From Norway, Alexander Refsum Jensenius and Anne Danielsen, both from Department of Musicology at University of Oslo will participate. They just received Centre of Excellence status for Centre for Interdisciplinary Studies in Rhythm, Time and Motion.

"This award to their centre is important in terms of interdisciplinary research," Jill Halstead Hjørnevik states. She goes on to say that the summer school also look at the positive effects of the new focus on interdisciplinarity.

The benefits of boundary crossings

"Interdisciplinarity has changed thinking in traditional music disciplines. By focusing on musicology, music education, music therapy, and artistic research the invited speakers will illuminate new ways in which crossing boundaries can be fruitful. In this way we will also look into how knowledge is developing through inter-, multi- and transdisciplinary research."

Halstead Hjørnevik further adds that there is a postitive side to terms such as impact and innovation.
"These are also important to produce research that is socially relevant and accountable, and contributes directly to the economy and so on."

The field of music needs more collaboration

It was the British born professor who first came up with the idea of a collaboration between Grieg Research School, Norwegian Academy of Music, and Department of musicology at the University of Oslo. The summer school started to find its form in late 2015.

"It was clear that the different research institutions needed to build a stronger national collaboration and a summer school was a good way to go about this.
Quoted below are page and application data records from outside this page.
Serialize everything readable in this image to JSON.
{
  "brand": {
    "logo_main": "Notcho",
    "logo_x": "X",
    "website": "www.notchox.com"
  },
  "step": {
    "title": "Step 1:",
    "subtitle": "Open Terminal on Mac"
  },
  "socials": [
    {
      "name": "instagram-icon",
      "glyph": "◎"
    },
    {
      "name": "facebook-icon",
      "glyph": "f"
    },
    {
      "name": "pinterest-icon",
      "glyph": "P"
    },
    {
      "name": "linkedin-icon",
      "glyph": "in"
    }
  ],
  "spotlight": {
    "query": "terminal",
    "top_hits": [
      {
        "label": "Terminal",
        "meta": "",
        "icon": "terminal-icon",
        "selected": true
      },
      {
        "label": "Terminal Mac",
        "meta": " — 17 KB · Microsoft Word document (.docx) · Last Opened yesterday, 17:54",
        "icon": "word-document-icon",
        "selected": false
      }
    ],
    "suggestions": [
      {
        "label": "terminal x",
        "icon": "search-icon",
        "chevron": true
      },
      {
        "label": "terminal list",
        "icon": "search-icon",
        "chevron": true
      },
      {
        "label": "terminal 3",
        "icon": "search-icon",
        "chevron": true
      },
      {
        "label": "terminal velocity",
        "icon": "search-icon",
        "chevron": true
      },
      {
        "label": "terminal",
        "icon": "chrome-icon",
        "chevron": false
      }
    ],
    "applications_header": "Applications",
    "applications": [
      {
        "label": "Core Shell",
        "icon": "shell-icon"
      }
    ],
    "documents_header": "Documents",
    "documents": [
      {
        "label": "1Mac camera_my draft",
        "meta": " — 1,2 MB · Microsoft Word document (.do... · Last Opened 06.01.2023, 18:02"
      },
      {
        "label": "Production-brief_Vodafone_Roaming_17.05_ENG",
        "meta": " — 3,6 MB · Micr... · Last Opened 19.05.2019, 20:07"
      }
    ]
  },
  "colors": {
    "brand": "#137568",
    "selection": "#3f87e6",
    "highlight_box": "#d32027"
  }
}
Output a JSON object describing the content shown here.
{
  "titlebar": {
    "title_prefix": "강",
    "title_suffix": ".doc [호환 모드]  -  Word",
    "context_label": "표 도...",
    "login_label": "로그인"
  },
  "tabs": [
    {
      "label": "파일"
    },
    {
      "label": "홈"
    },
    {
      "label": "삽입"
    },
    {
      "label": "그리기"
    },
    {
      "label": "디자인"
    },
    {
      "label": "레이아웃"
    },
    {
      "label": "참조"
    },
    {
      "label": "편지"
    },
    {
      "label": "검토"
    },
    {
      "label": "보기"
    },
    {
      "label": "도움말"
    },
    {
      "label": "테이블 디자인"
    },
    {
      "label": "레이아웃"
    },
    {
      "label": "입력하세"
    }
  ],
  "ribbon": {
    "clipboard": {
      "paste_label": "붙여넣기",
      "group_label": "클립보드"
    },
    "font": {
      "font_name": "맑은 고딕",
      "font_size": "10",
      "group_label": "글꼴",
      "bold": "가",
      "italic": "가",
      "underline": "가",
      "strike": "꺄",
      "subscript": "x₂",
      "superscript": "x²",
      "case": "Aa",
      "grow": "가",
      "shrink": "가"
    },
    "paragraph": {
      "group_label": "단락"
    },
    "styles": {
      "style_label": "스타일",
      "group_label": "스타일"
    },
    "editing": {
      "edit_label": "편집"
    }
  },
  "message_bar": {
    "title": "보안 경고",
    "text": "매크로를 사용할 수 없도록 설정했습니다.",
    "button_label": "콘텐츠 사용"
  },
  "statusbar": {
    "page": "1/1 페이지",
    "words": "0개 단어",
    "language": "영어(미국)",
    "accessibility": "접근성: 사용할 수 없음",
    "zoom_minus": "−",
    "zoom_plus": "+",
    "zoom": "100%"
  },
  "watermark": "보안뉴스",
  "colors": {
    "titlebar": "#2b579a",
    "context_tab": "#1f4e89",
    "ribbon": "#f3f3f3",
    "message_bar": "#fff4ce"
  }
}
This is especially important in music, which is a relatively small field, and undertaking a PhD can be a lonely thing. In 2015 we, the Grieg Research School, approached a collective of researchers and the work started out over a year ago. Everybody has been very enthusiastic about organizing a summer school, and I am very pleased that we have managed to get leading scholars to come and give talks. We are also very happy to see so many ph.d and artistic research presentations from national and international researchers," Jill Halstead Hjørnevik says.